◆ Task description
Exact reproductions of all the entries, please, and no pictures.
┄┄┄┄┄┄┄┄┄┄
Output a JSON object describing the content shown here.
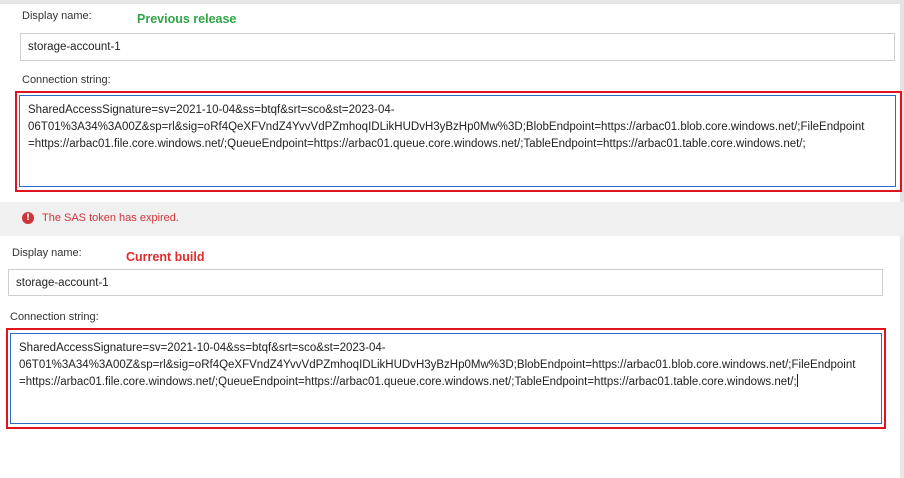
{
  "previous": {
    "tag": "Previous release",
    "display_name_label": "Display name:",
    "display_name_value": "storage-account-1",
    "connection_label": "Connection string:",
    "connection_lines": [
      "SharedAccessSignature=sv=2021-10-04&ss=btqf&srt=sco&st=2023-04-",
      "06T01%3A34%3A00Z&sp=rl&sig=oRf4QeXFVndZ4YvvVdPZmhoqIDLikHUDvH3yBzHp0Mw%3D;BlobEndpoint=https://arbac01.blob.core.windows.net/;FileEndpoint",
      "=https://arbac01.file.core.windows.net/;QueueEndpoint=https://arbac01.queue.core.windows.net/;TableEndpoint=https://arbac01.table.core.windows.net/;"
    ],
    "error_icon": "error-circle-icon",
    "error_text": "The SAS token has expired."
  },
  "current": {
    "tag": "Current build",
    "display_name_label": "Display name:",
    "display_name_value": "storage-account-1",
    "connection_label": "Connection string:",
    "connection_lines": [
      "SharedAccessSignature=sv=2021-10-04&ss=btqf&srt=sco&st=2023-04-",
      "06T01%3A34%3A00Z&sp=rl&sig=oRf4QeXFVndZ4YvvVdPZmhoqIDLikHUDvH3yBzHp0Mw%3D;BlobEndpoint=https://arbac01.blob.core.windows.net/;FileEndpoint",
      "=https://arbac01.file.core.windows.net/;QueueEndpoint=https://arbac01.queue.core.windows.net/;TableEndpoint=https://arbac01.table.core.windows.net/;"
    ]
  },
  "colors": {
    "highlight": "#e0141e",
    "previous_tag": "#30a548",
    "current_tag": "#e02b2b",
    "error": "#d13438",
    "focus_border": "#2a6bc4"
  }
}
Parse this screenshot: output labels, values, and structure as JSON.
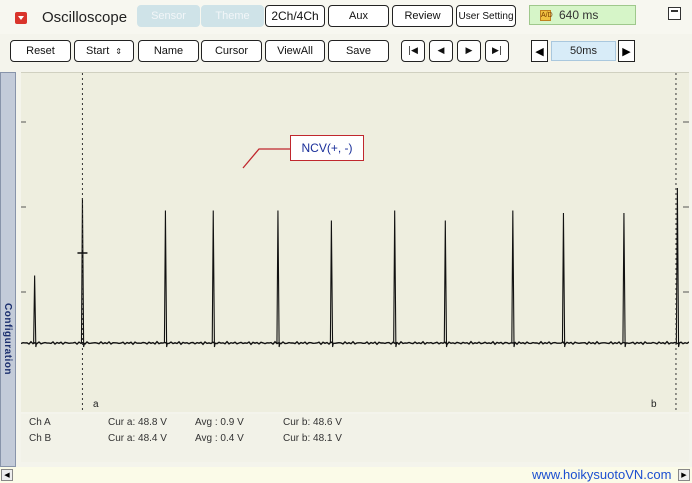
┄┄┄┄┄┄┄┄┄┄
◆ Answer section
Output a JSON object describing the content shown here.
{
  "previous": {
    "tag": "Previous release",
    "display_name_label": "Display name:",
    "display_name_value": "storage-account-1",
    "connection_label": "Connection string:",
    "connection_lines": [
      "SharedAccessSignature=sv=2021-10-04&ss=btqf&srt=sco&st=2023-04-",
      "06T01%3A34%3A00Z&sp=rl&sig=oRf4QeXFVndZ4YvvVdPZmhoqIDLikHUDvH3yBzHp0Mw%3D;BlobEndpoint=https://arbac01.blob.core.windows.net/;FileEndpoint",
      "=https://arbac01.file.core.windows.net/;QueueEndpoint=https://arbac01.queue.core.windows.net/;TableEndpoint=https://arbac01.table.core.windows.net/;"
    ],
    "error_icon": "error-circle-icon",
    "error_text": "The SAS token has expired."
  },
  "current": {
    "tag": "Current build",
    "display_name_label": "Display name:",
    "display_name_value": "storage-account-1",
    "connection_label": "Connection string:",
    "connection_lines": [
      "SharedAccessSignature=sv=2021-10-04&ss=btqf&srt=sco&st=2023-04-",
      "06T01%3A34%3A00Z&sp=rl&sig=oRf4QeXFVndZ4YvvVdPZmhoqIDLikHUDvH3yBzHp0Mw%3D;BlobEndpoint=https://arbac01.blob.core.windows.net/;FileEndpoint",
      "=https://arbac01.file.core.windows.net/;QueueEndpoint=https://arbac01.queue.core.windows.net/;TableEndpoint=https://arbac01.table.core.windows.net/;"
    ]
  },
  "colors": {
    "highlight": "#e0141e",
    "previous_tag": "#30a548",
    "current_tag": "#e02b2b",
    "error": "#d13438",
    "focus_border": "#2a6bc4"
  }
}
Parse this screenshot: output labels, values, and structure as JSON.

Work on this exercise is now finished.